[Input records Boundary: Start]

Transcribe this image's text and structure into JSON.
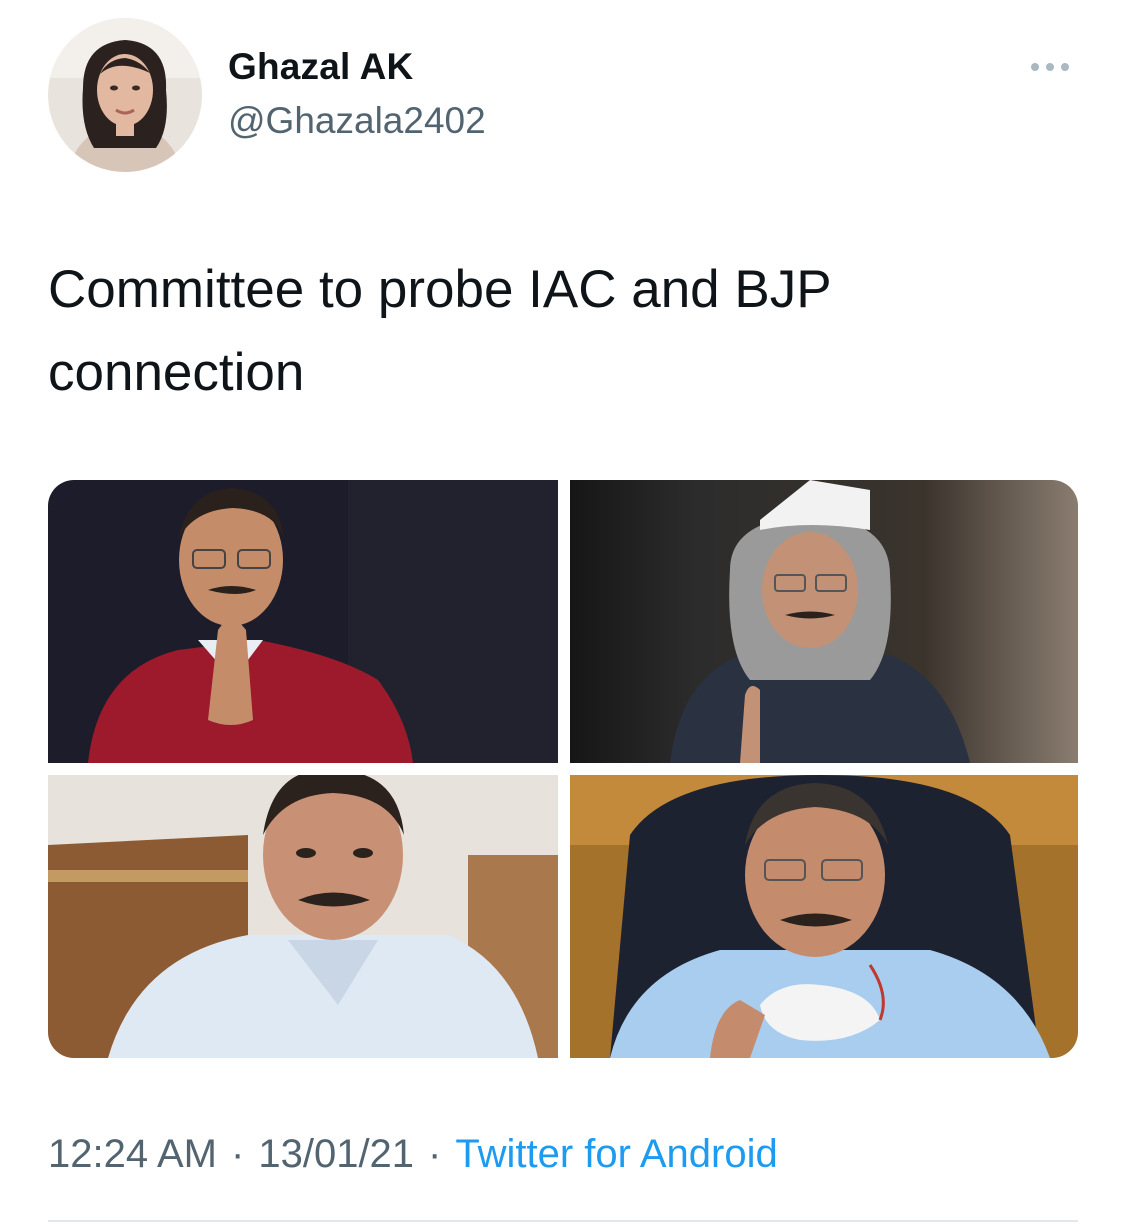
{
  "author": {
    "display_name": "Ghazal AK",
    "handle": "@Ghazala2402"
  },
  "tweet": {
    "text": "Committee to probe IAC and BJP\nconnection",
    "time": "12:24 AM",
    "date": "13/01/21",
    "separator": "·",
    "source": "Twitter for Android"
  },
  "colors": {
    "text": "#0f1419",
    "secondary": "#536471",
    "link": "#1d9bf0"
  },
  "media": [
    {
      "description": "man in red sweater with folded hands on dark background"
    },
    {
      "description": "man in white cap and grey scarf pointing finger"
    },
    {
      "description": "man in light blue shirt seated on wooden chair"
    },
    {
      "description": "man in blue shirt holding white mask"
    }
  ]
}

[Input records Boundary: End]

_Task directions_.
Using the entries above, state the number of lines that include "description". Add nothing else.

_Result of this task_.
4